South Africa's copyright legislation abides by the Berne Convention. This means authors have the exclusive right to authorise reproduction of their works in any manner or form.
The Convention does make special provisions for educational needs. It allows member states to permit the reproduction of copyright-protected works in certain special cases, but the reproduction can't interfere with a normal exploitation of the work or unreasonably prejudice the legitimate interests of the author. The copyright owner still has the exclusive right to undertake certain acts with his work, but the law recognises some uses of copyright-protected works do lie outside the owner's control. These are the exceptions to the exclusive right. While many users regard these exceptions as their rights, they are technically exemptions from liability or defences for acts that would otherwise infringe copyright law.
The South African Copyright Act sets out general exceptions from the protection of literary works. Section 12(1)(a) says fair dealing of a copyright-protected literary work is permissible for the purpose of research or private study or for the personal or private use of the person using the work.
What exactly is fair dealing?
Fair dealing allows a user to copy, for their own study or research or private use, as much of the work as they need to meet their reasonable needs, without seeking permission from the copyright owner or paying compensation.
How much may I copy under fair dealing?
The Act doesn't give us a precise definition, so we can't say how much! It depends on the circumstances of each case. South African law does not specify that 5%, or 10%, or 20% - or any percentage - is "fair", and it doesn't say that you can make a single copy as long as it doesn't constitute a "substantial amount". If you were to copy a large portion of a book or journal, and were charged with infringing copyright, it would be up to you to convince the court that your actions were fair.
Copyright experts agree that fair dealing is a question of fact and impression based on the circumstances. In some circumstances taking too much of a work, or even taking small amounts of a work on a regular basis, would not be fair.
Fair dealing is not quantified in any law because it depends on a particular set of circumstances. Some countries have developed voluntary guidelines, e.g. in Norway 15% of a complete work or 30 pages, whichever is the lesser, is considered fair for private use. In Britain the Publishers' Association, the Writers' Guild and the Society of Authors say one copy of a maximum of one chapter in a book, or 5% of a complete work for research or private study is fair. The British guidelines have no legal force, but could be used to persuade a South African court.
As well as research or private study, personal or private use, the South African Copyright Act considers it fair dealing to use a work for the purposes of criticism or review, or for the purpose of reporting current events in a newspaper, journal or magazine.
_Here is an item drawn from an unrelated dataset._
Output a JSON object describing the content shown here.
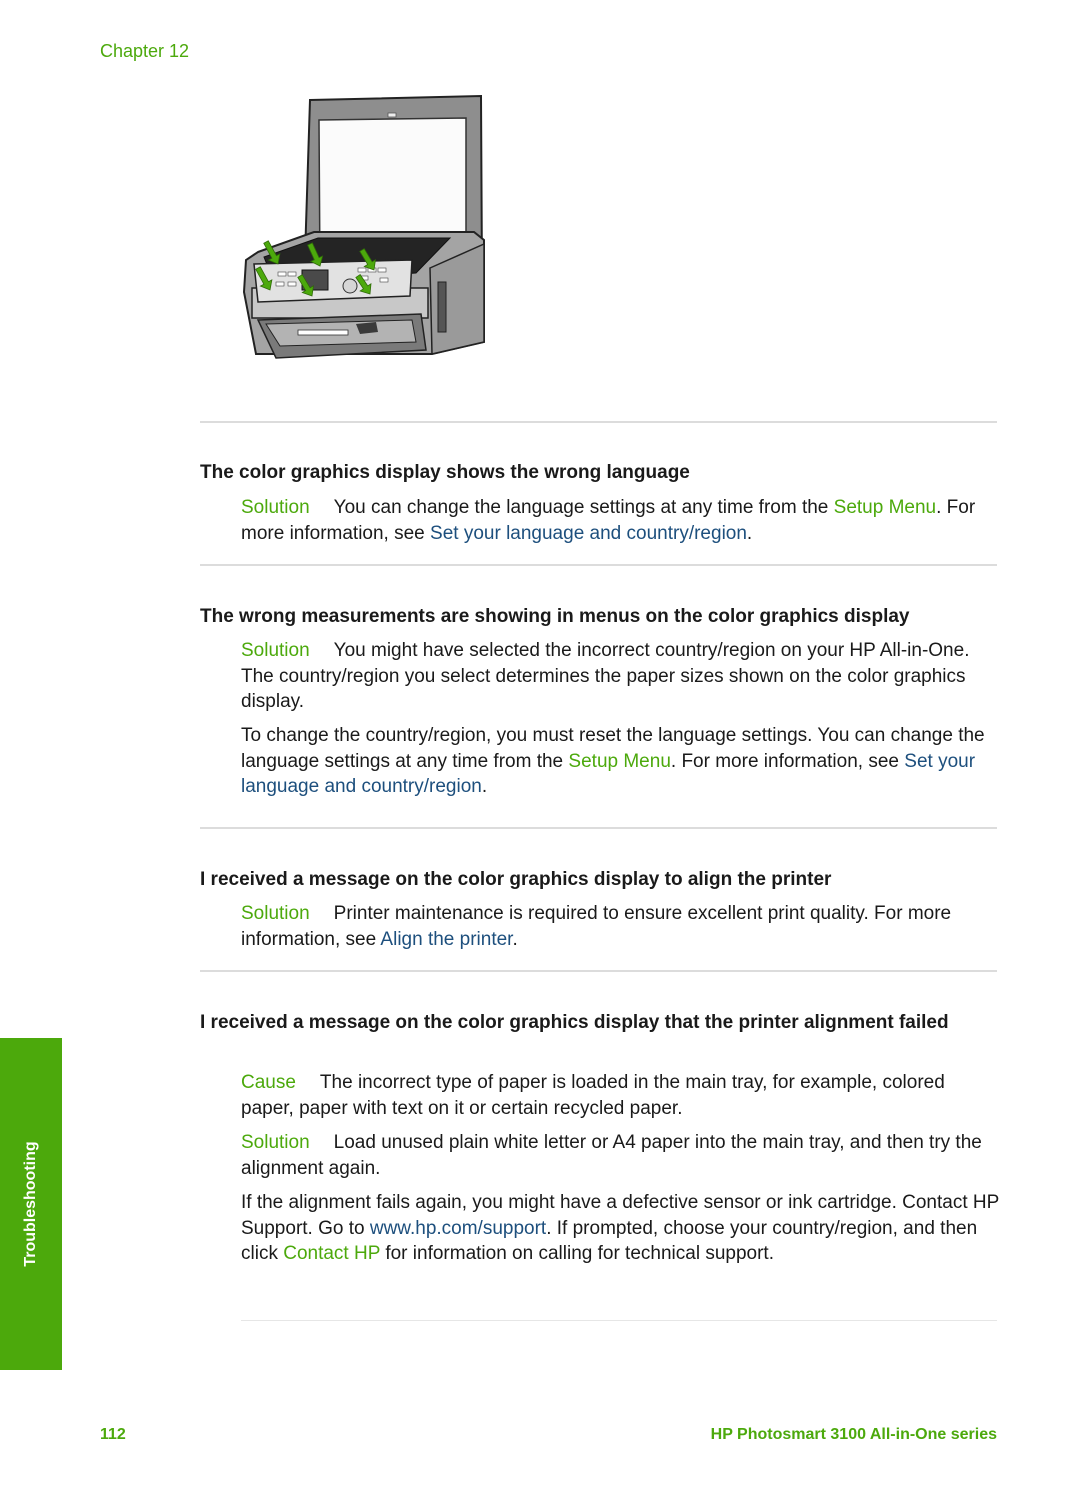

You may quote in print from a published copyright protected work in certain circumstances - but, again, no limits are specified. You must always acknowledge the source and the author.
Is there any difference between fair dealing and fair use?
In the United States, fair use is by law determined qualitatively and quantitatively. Section 107 of the US Copyright Act uses these four factors:
- The purpose and character of the use
- The nature of the copyrighted work
- The amount and substantiality of the portion used in relation to the whole
- The effect of the use on the potential market for the work
What about multiple copies?
South African copyright law doesn't specify how much you may copy within the bounds of fair dealing, but it is clear that it must be for your own use. So, multiple copies are outside of fair dealing.
The essence of fairness
It is not 'fair' to deprive authors and publishers of their rightful income. Authors and publishers earn an income, not merely from selling their books, journals or periodicals but also from the fees collected for sub-licences. These include licences to copy by reprographic reproduction. If your copy deprives the rightsholder of income, then it's not fair, and you can't regard it as fair dealing.